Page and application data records

-*-

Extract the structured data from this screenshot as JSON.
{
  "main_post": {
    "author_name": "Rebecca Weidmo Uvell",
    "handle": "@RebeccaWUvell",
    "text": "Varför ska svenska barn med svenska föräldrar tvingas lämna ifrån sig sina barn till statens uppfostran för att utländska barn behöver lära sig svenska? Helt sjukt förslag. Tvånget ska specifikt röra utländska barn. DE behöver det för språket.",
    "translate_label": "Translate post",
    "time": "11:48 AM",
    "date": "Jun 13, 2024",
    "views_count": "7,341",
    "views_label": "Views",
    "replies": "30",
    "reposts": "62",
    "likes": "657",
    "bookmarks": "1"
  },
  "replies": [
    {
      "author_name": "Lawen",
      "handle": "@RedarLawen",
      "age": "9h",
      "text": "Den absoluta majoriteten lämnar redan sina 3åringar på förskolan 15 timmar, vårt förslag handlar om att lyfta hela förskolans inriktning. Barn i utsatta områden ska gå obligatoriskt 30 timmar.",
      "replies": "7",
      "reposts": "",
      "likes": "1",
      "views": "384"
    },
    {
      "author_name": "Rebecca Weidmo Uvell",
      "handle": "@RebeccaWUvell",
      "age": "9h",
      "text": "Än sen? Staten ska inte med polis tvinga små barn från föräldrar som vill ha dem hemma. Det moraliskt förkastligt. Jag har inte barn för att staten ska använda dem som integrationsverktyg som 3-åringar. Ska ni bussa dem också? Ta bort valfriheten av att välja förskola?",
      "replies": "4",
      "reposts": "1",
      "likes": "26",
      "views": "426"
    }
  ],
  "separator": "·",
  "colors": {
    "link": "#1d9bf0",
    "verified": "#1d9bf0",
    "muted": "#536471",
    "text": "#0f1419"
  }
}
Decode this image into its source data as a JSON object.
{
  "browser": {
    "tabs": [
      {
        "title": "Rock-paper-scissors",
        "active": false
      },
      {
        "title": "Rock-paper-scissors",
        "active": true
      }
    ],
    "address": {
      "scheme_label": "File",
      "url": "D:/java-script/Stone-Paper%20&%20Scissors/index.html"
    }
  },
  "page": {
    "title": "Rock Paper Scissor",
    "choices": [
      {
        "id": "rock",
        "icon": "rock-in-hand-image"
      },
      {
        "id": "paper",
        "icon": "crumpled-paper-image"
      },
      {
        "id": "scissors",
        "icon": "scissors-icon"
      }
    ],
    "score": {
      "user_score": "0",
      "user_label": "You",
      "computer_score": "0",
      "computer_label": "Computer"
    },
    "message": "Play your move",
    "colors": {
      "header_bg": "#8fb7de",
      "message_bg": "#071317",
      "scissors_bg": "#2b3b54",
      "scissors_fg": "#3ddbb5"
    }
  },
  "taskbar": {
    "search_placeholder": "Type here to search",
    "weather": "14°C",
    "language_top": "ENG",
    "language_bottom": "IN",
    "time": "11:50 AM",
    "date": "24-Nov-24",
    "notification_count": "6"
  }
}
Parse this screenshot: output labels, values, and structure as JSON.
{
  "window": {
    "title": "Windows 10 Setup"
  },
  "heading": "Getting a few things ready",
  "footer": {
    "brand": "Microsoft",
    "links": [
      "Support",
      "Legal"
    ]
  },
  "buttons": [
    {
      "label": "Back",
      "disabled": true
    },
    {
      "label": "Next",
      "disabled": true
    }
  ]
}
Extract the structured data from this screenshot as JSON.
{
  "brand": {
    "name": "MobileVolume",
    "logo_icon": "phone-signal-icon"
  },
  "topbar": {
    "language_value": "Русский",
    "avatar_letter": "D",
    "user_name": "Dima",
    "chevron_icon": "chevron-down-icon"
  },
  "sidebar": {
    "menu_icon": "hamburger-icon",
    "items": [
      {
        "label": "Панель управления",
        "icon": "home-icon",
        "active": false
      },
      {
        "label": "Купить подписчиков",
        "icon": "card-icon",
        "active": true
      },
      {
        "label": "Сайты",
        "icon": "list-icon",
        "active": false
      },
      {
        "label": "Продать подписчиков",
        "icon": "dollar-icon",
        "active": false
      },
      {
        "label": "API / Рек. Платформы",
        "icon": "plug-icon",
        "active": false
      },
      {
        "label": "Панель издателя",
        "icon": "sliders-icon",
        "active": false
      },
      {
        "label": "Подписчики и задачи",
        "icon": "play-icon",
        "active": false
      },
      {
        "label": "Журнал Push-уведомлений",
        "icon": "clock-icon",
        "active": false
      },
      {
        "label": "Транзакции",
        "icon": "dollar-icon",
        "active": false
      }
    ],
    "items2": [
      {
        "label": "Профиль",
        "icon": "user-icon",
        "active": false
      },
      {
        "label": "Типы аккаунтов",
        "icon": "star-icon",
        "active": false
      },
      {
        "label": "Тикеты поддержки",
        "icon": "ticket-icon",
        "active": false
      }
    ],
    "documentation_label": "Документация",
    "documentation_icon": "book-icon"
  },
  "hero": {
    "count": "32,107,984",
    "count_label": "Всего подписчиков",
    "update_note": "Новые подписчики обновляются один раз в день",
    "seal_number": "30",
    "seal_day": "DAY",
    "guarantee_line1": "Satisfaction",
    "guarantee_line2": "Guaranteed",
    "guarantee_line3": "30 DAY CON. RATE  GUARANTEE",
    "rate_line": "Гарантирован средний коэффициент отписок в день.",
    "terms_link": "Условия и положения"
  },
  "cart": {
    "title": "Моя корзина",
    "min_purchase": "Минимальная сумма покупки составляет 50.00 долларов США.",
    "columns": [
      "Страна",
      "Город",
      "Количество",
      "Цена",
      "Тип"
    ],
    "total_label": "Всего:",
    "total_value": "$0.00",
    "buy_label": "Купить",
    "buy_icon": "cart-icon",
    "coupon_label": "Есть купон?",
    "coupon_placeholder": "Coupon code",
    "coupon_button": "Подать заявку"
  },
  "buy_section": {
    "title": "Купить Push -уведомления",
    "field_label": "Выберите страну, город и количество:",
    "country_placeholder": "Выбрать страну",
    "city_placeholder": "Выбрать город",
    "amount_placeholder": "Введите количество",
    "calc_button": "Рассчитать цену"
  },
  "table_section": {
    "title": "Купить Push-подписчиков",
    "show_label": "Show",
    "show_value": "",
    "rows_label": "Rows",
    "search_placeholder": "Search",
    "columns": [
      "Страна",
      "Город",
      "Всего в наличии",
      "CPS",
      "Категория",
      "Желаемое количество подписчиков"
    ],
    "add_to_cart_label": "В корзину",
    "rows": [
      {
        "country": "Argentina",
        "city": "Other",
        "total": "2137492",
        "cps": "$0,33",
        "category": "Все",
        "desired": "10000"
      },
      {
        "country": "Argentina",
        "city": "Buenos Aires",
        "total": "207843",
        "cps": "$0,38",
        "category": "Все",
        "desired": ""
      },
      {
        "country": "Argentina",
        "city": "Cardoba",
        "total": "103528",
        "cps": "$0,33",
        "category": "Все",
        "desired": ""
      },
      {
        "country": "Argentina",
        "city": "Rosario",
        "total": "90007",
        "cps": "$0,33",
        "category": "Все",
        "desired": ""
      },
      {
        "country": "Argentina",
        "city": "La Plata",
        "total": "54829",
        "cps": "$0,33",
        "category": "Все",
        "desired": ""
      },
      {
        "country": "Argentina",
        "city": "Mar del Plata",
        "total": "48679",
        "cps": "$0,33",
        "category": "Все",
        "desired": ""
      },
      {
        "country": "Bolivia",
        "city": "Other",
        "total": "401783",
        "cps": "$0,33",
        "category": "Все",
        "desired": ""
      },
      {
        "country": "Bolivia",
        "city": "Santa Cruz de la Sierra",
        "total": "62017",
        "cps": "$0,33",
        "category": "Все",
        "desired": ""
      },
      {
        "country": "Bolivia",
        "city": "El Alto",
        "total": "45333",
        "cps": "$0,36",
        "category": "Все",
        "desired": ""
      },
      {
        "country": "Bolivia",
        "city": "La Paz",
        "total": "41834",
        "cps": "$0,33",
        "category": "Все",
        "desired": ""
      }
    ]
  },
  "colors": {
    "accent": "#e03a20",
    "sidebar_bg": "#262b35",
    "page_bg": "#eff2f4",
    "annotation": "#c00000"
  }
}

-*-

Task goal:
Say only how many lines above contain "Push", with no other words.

Written solution:
3